The Scottish government has announced a raft of new spending, claiming the austerity measures introduced at Westminster are not working economically.
And the cash includes £1 million for visitor facilities in national parks and on Forestry Commission land.
Such money has been welcomed by the Cairngorms National Park Authority, which will receive £488,000 of it.
The good news for those who like to go walking
in the area is that much of this will go on new footpaths, with the authority stating that £223,000 will be spent on creating a range of new paths in locations such as Carr-Bridge, Kingussie, Bellabeg, Braemar and Glen Clova.
Senior outdoor access officer at the authority Bob Grant said: "Providing better paths increases the economic potential of communities, helps land managers and provides attractive places for people to walk, run, cycle and horse ride so this is a very welcome announcement."
Other cash will go towards a new visitor information centre at Boat of Garten, while those heading to the Cairngorms with their fishing tackle
may be delighted by news of work to improve water quality and carry out other important work on two tributaries of the River Dulnain.
Those who like to visit the Cairngorms may find the new developments enhance their experience of a national park that is over twice the size of any other in the UK, following last year's extension southwards into Perthshire.
Home to five of Britain's six highest mountains, much of its scenery and biodiversity is unique in the UK, from the sub-arctic tundra of the high plateau to the unique forms of fungi found nowhere in Britain except one patch close to the River Dee near the former Iverey Youth Hostel.

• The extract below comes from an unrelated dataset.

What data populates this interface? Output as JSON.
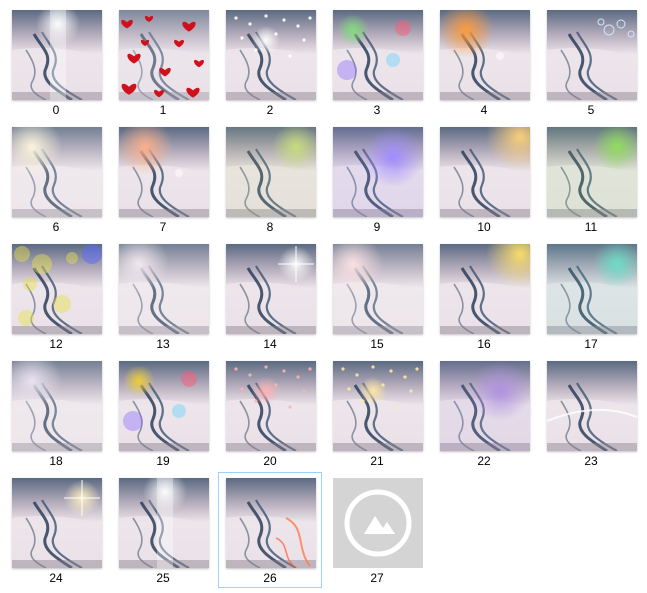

The Loch Lomond and Trossachs National Park Authority has yet to publicly announce how it will spend its extra money.